Last weekend saw Lomachenko swat aside Anthony Crolla in a one sided mismatch. Pretty much everyone saw that fight for what it was but unfortunately for us the plucky Mancunian wasn’t able to keep his guard tight enough to see us into the 6th round a bit of profit. However, here are Oddschecker we are raring to go again this weekend, with Crawford vs Khan presenting a slightly more intriguing matchup. Whilst Crawford is still a very short odds on favourite, Khan is much more live in this fight.
Crawford is a master counterpuncher who has quick hands and feet, the ability to switch hit and has the power to turn his opponent’s lights off. Furthermore, there is no sign of Crawford’s punch power diminishing when campaigning up at welterweight (the majority of his fights have been at light welterweight or lightweight). Both of Crawford’s welterweight victories have come inside the distance against two fighters who are big for the weight (Jeff Horn who Crawford stopped in June of last year has since campaigned at middleweight). So punching power should not be an issue for Crawford and everyone knows Khan is vulnerable when up against a heavy puncher.
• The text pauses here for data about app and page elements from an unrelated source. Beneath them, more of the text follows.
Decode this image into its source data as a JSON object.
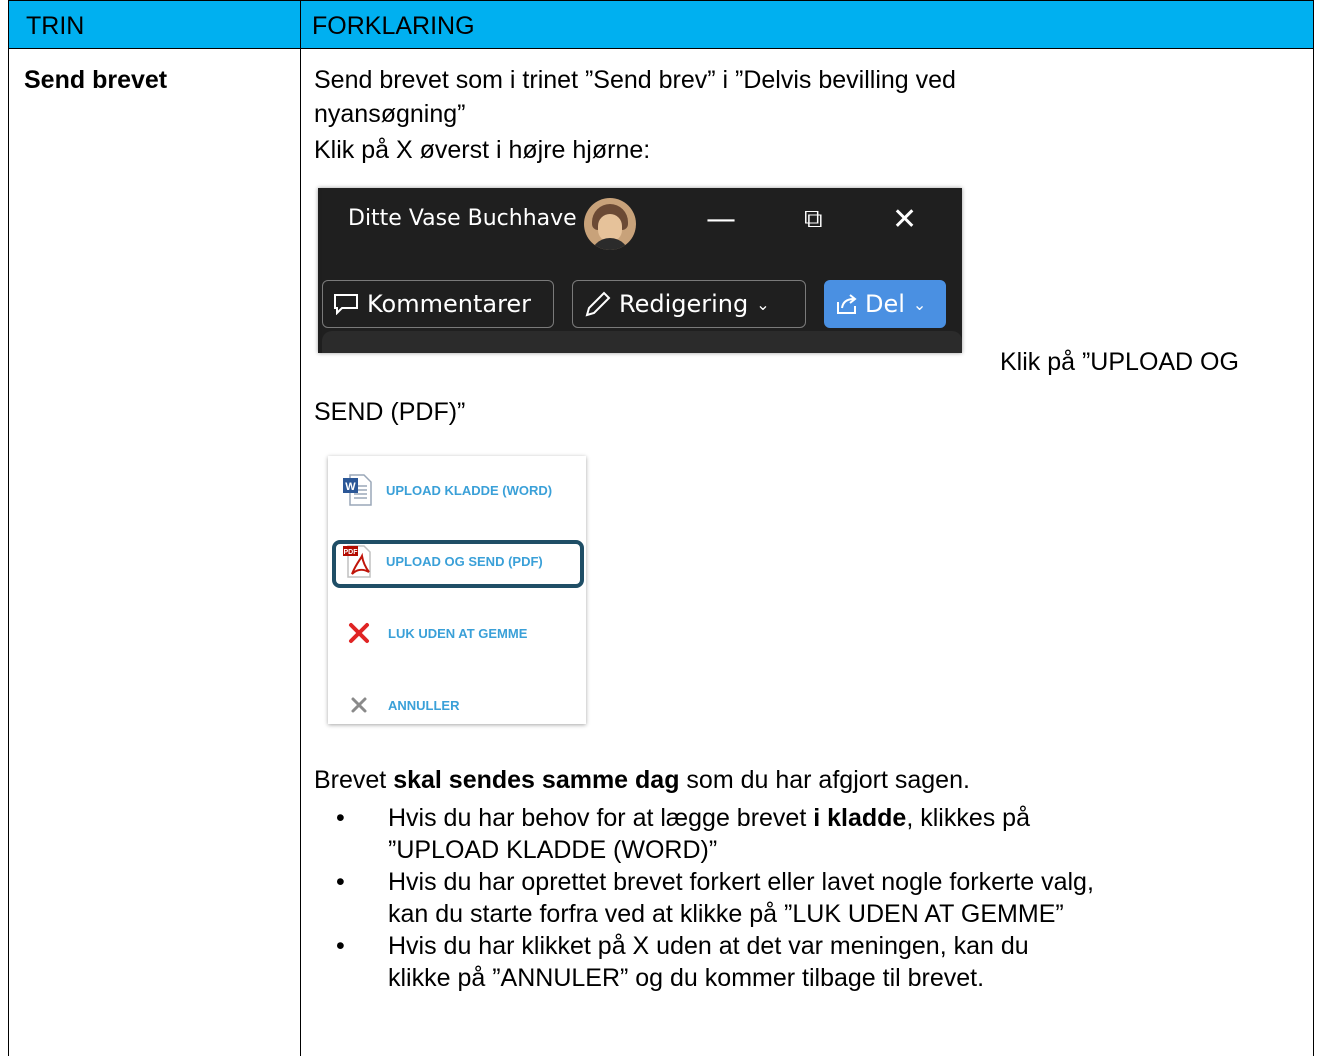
{
  "header": {
    "col1": "TRIN",
    "col2": "FORKLARING"
  },
  "row": {
    "step": "Send brevet",
    "intro_line1": "Send brevet som i trinet ”Send brev” i ”Delvis bevilling ved",
    "intro_line2": "nyansøgning”",
    "intro_line3": "Klik på X øverst i højre hjørne:",
    "upload_line1": "Klik på ”UPLOAD OG",
    "upload_line2": "SEND (PDF)”",
    "para_prefix": "Brevet ",
    "para_bold": "skal sendes samme dag",
    "para_suffix": " som du har afgjort sagen.",
    "bullet1_a": "Hvis du har behov for at lægge brevet ",
    "bullet1_bold": "i kladde",
    "bullet1_b": ", klikkes på",
    "bullet1_line2": "”UPLOAD KLADDE (WORD)”",
    "bullet2_line1": "Hvis du har oprettet brevet forkert eller lavet nogle forkerte valg,",
    "bullet2_line2": "kan du starte forfra ved at klikke på ”LUK UDEN AT GEMME”",
    "bullet3_line1": "Hvis du har klikket på X uden at det var meningen, kan du",
    "bullet3_line2": "klikke på ”ANNULER” og du kommer tilbage til brevet.",
    "bullet_glyph": "•"
  },
  "window_chrome": {
    "user_name": "Ditte Vase Buchhave",
    "minimize": "—",
    "restore": "⧉",
    "close": "✕",
    "comments_label": "Kommentarer",
    "editing_label": "Redigering",
    "share_label": "Del",
    "chevron": "⌄",
    "accent": "#4a90e2"
  },
  "menu": {
    "items": [
      {
        "label": "UPLOAD KLADDE (WORD)",
        "icon": "word-doc-icon"
      },
      {
        "label": "UPLOAD OG SEND (PDF)",
        "icon": "pdf-icon"
      },
      {
        "label": "LUK UDEN AT GEMME",
        "icon": "red-x-icon"
      },
      {
        "label": "ANNULLER",
        "icon": "gray-x-icon"
      }
    ],
    "label_color": "#3aa0d8",
    "highlight_color": "#1f4e66"
  }
}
Punching power aside, Crawford’s counterpunching skills could also really hurt Khan. Amir Khan relies on his hand speed and throwing combinations to prevent himself from being countered; he will rattle off 5, 6 or even 7 punches at such speed that his opponent has not got the chance to reply. Khan will then jump back out of range and move. This style of fighting is Khan’s natural instinct, even when hurt Khan often looks to throw punches and fight rather than clinch or move around. Against Crawford, this could be his undoing. Crawford’s countering ability is on a different plane to anyone else Khan has faced in his career. If Khan dives in with a combination of 5 or 6 shots Crawford has the speed to match Khan and the power to really hurt him. For Khan to have a chance in this fight he needs to box a lot more savvy, using more feints and busy feet to keep Crawford guessing.
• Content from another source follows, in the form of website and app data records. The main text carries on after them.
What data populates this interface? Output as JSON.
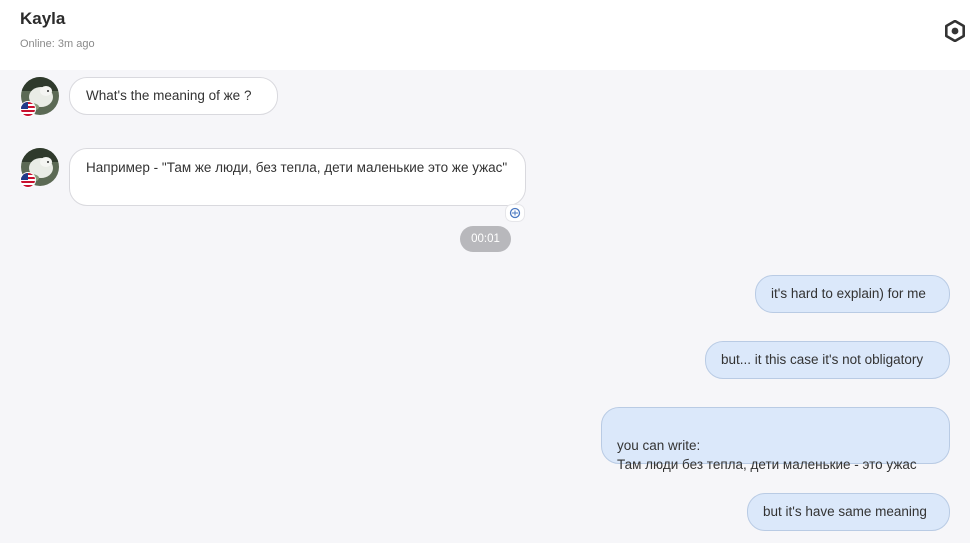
{
  "header": {
    "contact_name": "Kayla",
    "status": "Online: 3m ago",
    "settings_icon": "gear-icon"
  },
  "messages": [
    {
      "direction": "in",
      "text": "What's the meaning of  же ?",
      "flag": "us"
    },
    {
      "direction": "in",
      "text": "Например - \"Там же люди, без тепла, дети маленькие это же ужас\"",
      "flag": "us",
      "translate_icon": "translate-icon"
    },
    {
      "direction": "out",
      "text": "it's hard to explain) for me"
    },
    {
      "direction": "out",
      "text": "but... it this case it's not obligatory"
    },
    {
      "direction": "out",
      "text": "you can write:\nТам люди без тепла, дети маленькие - это ужас"
    },
    {
      "direction": "out",
      "text": "but it's have same meaning"
    }
  ],
  "timestamp_chip": "00:01",
  "colors": {
    "background": "#f6f6f9",
    "outgoing_bubble": "#dbe8fa",
    "incoming_bubble": "#ffffff",
    "timestamp_chip": "#b8b8bc"
  }
}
A good measuring stick for Khan is the way he boxed against Canelo. He actually had lots of success in the early part of that fight, before being stopped in the 6th round. He was more patient and measured in his approach and showed he has the ability to outbox almost anyone on his day. As a punter, there is a massive part of me that sees huge value in Khan at 9/1 (Betfair), and can genuinely see him causing an upset on his best form. Those who want to take a punt on Khan can get great value, with Khan to win by decision (the most likely outcome in the event of a Khan victory) at 15/1 with Marathon Bet.
Crawford’s outright odds make him unattractive to back, so value for backing Crawford needs to be found elsewhere. In terms of how the fight pans out, Crawford is likely to take the early rounds easy, getting a look at Khan who I expect to lead on the cards through 4 rounds. Once Crawford has settled into his groove, he will start setting traps and timing Khan, using his immaculate footwork and balance to get a variation of shots off when Khan moves in. He’s likely to start to take over the fight from the 4th onwards and win a late stoppage (Crawford rnds 9-12 is 7/2 with Sky Bet) or decision victory (Crawford pts is 4/1 with Sporting Bet). Crawford has shown already that given half an opportunity he really puts his foot on the gas and goes after his opponent when he hurts him, all the while maintaining his form and balance. This, alongside Khan’s shakey whiskers, means the late stoppage markets look a good bet.
If, like me, you are an old school romantic Khan fan and want to have a little nibble on him upsetting the odds, stick him in the Brit Boxer Treble (BBT©) with Dereck Chisora (1/9 against Senad Gashi) and Dave Allen (4/9 against Lucas Browne). Both Chisora and Allen are in tough fights against opponents who are a handful, but the treble pays 14.54/1 for what would be a great night for British boxers.